— Task brief —
For each line in the data below, write an exact copy.

— Information supplied —

= = = = =

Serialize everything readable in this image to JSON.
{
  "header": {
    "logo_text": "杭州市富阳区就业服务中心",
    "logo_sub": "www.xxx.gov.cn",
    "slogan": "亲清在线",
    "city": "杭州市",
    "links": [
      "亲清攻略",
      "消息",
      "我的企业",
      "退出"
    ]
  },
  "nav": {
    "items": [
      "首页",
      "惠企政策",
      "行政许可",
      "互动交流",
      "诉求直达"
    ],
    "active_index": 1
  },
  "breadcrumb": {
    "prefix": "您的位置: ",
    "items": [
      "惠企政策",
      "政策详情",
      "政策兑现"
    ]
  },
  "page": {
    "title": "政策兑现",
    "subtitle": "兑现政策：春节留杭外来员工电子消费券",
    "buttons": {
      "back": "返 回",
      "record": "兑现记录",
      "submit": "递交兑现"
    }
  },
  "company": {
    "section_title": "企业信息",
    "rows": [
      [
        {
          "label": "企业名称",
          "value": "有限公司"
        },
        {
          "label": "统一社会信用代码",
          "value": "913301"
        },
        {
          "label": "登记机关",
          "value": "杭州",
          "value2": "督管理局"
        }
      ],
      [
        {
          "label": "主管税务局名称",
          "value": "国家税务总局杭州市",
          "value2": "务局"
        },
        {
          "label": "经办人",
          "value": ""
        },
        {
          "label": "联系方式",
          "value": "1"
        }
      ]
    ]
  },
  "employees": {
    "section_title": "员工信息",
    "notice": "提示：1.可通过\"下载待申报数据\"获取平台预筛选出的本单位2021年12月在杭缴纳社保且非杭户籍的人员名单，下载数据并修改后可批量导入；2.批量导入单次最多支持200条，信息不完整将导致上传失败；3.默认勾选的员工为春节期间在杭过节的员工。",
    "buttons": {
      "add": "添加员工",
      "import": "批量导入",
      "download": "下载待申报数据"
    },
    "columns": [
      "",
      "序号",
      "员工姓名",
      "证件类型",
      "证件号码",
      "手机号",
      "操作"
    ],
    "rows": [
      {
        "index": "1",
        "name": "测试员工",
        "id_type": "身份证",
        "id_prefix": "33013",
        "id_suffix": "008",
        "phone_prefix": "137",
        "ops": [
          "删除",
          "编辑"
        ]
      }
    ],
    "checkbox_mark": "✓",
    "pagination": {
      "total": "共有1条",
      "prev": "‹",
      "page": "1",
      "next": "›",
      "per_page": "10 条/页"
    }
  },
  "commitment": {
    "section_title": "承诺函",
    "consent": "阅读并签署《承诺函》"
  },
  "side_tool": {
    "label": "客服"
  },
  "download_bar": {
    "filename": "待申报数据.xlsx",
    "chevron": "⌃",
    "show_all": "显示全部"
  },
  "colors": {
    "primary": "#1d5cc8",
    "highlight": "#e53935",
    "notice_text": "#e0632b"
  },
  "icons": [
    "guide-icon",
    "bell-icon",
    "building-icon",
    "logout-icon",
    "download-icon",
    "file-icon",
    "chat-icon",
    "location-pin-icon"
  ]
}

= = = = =

— Exercise solution —
Serialize everything readable in this image to JSON.
{
  "header": {
    "logo_text": "杭州市富阳区就业服务中心",
    "logo_sub": "www.xxx.gov.cn",
    "slogan": "亲清在线",
    "city": "杭州市",
    "links": [
      "亲清攻略",
      "消息",
      "我的企业",
      "退出"
    ]
  },
  "nav": {
    "items": [
      "首页",
      "惠企政策",
      "行政许可",
      "互动交流",
      "诉求直达"
    ],
    "active_index": 1
  },
  "breadcrumb": {
    "prefix": "您的位置: ",
    "items": [
      "惠企政策",
      "政策详情",
      "政策兑现"
    ]
  },
  "page": {
    "title": "政策兑现",
    "subtitle": "兑现政策：春节留杭外来员工电子消费券",
    "buttons": {
      "back": "返 回",
      "record": "兑现记录",
      "submit": "递交兑现"
    }
  },
  "company": {
    "section_title": "企业信息",
    "rows": [
      [
        {
          "label": "企业名称",
          "value": "有限公司"
        },
        {
          "label": "统一社会信用代码",
          "value": "913301"
        },
        {
          "label": "登记机关",
          "value": "杭州",
          "value2": "督管理局"
        }
      ],
      [
        {
          "label": "主管税务局名称",
          "value": "国家税务总局杭州市",
          "value2": "务局"
        },
        {
          "label": "经办人",
          "value": ""
        },
        {
          "label": "联系方式",
          "value": "1"
        }
      ]
    ]
  },
  "employees": {
    "section_title": "员工信息",
    "notice": "提示：1.可通过\"下载待申报数据\"获取平台预筛选出的本单位2021年12月在杭缴纳社保且非杭户籍的人员名单，下载数据并修改后可批量导入；2.批量导入单次最多支持200条，信息不完整将导致上传失败；3.默认勾选的员工为春节期间在杭过节的员工。",
    "buttons": {
      "add": "添加员工",
      "import": "批量导入",
      "download": "下载待申报数据"
    },
    "columns": [
      "",
      "序号",
      "员工姓名",
      "证件类型",
      "证件号码",
      "手机号",
      "操作"
    ],
    "rows": [
      {
        "index": "1",
        "name": "测试员工",
        "id_type": "身份证",
        "id_prefix": "33013",
        "id_suffix": "008",
        "phone_prefix": "137",
        "ops": [
          "删除",
          "编辑"
        ]
      }
    ],
    "checkbox_mark": "✓",
    "pagination": {
      "total": "共有1条",
      "prev": "‹",
      "page": "1",
      "next": "›",
      "per_page": "10 条/页"
    }
  },
  "commitment": {
    "section_title": "承诺函",
    "consent": "阅读并签署《承诺函》"
  },
  "side_tool": {
    "label": "客服"
  },
  "download_bar": {
    "filename": "待申报数据.xlsx",
    "chevron": "⌃",
    "show_all": "显示全部"
  },
  "colors": {
    "primary": "#1d5cc8",
    "highlight": "#e53935",
    "notice_text": "#e0632b"
  },
  "icons": [
    "guide-icon",
    "bell-icon",
    "building-icon",
    "logout-icon",
    "download-icon",
    "file-icon",
    "chat-icon",
    "location-pin-icon"
  ]
}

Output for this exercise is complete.